James N. Rosenau, Turbulence in World Politics: A Theory of Change and Continuity (Princeton, N.J.: Princeton University Press, 1990), 83.
Panarchy 101, or How I Learned to Stop Worrying and Love Global Collapse is a public draft of a collection/syllabus/network that seeks to illuminate
- not only what is collapsing (and why) but,
- more importantly, what is emerging (and why)
Panarchy 101 explores a point of view as revealed through various lenses including complexity theory, political & social theory, economics, etc.
Panarchy 101 is a network of ideas that can be digested in any order.
Panarchy 101 is an excursion into the unknown but not unknowable global complexity that lies ahead.
On Non-Linear Processes
When an organism forms, it doesn’t form a full-sized completely-developed head, and then a full-sized completely-developed foot, etc. Rather, it develops an entire impression of its future self, and then continues to develop all of its parts in parallel over time. We might call this an embryonic process, rather than something like an academic book where each chapter is fully formed and arranged in a linear fashion. Embryonic development is non-linear (as are complex systems dynamics).
In Panarchy 101, I will attempt to give a broad “embryonic” overview of the big picture, and then continue to delve into the details over time.
What’s So Exciting About Global Collapse?
Contemporary trends seem to focus overmuch on the symptoms of global collapse: increasing inequality, global poverty, environmental crises, etc. While it is useful to understand the unraveling, it is equally important to learn to see something else.
Like air moving from one balloon into another, the collapse of an archaic system actively drives the emergence of a new system. The logic of this transformation is as follows:
- Failure: The existing system ceases to be effective at meeting the needs of and solving the problems of human civilization.
- Emergence: As systemic failures become evident, the demand for new innovative solutions increases.
- Coherence: As new solutions connect to each other and become interoperable, they cooperate and collectively become new infrastructures.
The fear of collapse is understandable, but it is all too often grounded in an inability to recognize that collapse per se is only a partial truth. Collapse is coupled with emergence, and we can look from one to the other to identify the dynamics of transformation.
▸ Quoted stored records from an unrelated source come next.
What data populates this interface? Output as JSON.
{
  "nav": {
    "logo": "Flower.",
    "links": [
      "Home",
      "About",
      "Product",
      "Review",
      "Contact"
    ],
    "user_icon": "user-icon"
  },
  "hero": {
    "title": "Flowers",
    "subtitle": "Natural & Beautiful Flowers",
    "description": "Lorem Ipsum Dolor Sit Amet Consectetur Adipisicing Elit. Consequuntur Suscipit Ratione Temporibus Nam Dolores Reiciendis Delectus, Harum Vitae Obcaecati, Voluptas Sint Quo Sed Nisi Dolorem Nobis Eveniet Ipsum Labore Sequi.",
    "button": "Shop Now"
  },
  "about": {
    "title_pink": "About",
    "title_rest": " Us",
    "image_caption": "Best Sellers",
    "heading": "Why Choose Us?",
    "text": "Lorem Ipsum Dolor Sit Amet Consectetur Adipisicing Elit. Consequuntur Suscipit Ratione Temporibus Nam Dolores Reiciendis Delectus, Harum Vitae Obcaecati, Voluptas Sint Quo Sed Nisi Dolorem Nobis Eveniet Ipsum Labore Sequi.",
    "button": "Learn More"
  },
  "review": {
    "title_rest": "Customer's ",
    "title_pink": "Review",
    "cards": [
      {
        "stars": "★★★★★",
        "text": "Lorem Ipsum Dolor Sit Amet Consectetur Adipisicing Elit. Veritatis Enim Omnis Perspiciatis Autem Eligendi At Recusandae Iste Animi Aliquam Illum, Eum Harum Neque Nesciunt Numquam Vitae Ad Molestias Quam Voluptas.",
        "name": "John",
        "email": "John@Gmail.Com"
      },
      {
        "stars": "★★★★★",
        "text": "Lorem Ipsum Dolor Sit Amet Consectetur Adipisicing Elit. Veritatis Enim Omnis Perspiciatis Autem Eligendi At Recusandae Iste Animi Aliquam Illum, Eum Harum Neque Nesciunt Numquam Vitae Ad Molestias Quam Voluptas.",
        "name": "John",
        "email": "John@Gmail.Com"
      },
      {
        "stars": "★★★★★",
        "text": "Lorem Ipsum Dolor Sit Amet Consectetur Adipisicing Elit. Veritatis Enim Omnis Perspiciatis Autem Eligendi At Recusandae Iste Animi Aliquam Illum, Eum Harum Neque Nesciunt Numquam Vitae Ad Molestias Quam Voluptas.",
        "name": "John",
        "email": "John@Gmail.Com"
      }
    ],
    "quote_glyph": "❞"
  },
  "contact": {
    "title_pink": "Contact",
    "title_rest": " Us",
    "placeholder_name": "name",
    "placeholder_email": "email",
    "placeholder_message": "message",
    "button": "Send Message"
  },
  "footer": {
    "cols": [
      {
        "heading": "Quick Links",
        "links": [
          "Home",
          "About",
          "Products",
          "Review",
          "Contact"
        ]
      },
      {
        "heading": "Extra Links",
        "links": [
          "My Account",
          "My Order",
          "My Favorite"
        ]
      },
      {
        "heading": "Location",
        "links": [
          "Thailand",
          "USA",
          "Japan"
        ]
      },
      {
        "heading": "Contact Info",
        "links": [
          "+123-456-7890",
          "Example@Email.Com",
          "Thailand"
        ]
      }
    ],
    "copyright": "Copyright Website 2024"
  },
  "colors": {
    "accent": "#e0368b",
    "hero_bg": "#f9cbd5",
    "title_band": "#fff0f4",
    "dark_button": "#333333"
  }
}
What Is Panarchy?
“Panarchy”, in a nutshell, is a term used to describe a historically unprecedented emerging global civilization. This civilization is an ever-changing landscape of overlapping and interacting elements. Some key features it exhibits include:
- Large ponderous infrastructures transform into dynamic networks of smaller adaptable interacting parts. These transformations can be seen in social action, industrial manufacturing, cultural creation, political access, energy systems, and food/water production.
- Hierarchy gives way to heterarchy (or panarchy), i.e. networks of participants. These networks are primarily peer-to-peer, many-to-many, and “do it ourselves” systems.
- The economy defined by producers and consumers transforms into economies of “makers” who innovate and provide using technologies of mass collaboration.
- Exclusive regimes give way to cooperative commons collectively shared and managed by the cooperators themselves.
- The politics of territory and identity give way to the politics of global multitudes.
As complexity becomes the norm, evolution and adaptation drive systems to the “edge of chaos” where the potential for future adaptability is maximized.
Umberto Eco provides wise words of comfort for those who would attempt this kind of exercise:
“There is only the risk of contradiction. But sometimes you have to speak because you feel the moral obligation to say something, not because you have the ‘scientific’ certainty that you are saying it in an unassailable way.”
Umberto Eco, Travels in Hyper Reality: Essays, 1st ed. (San Diego: Harcourt Brace Jovanovich, 1986), p. xii.
Thanks For Playing
Thanks to all of you in advance for listening, reading, commenting, sharing, highlighting, debating, and generally participating in this upcoming effort. Many people have told me for many years to get this material “out there” and with your help I intend to finally do so.
— Paul B. Hartzog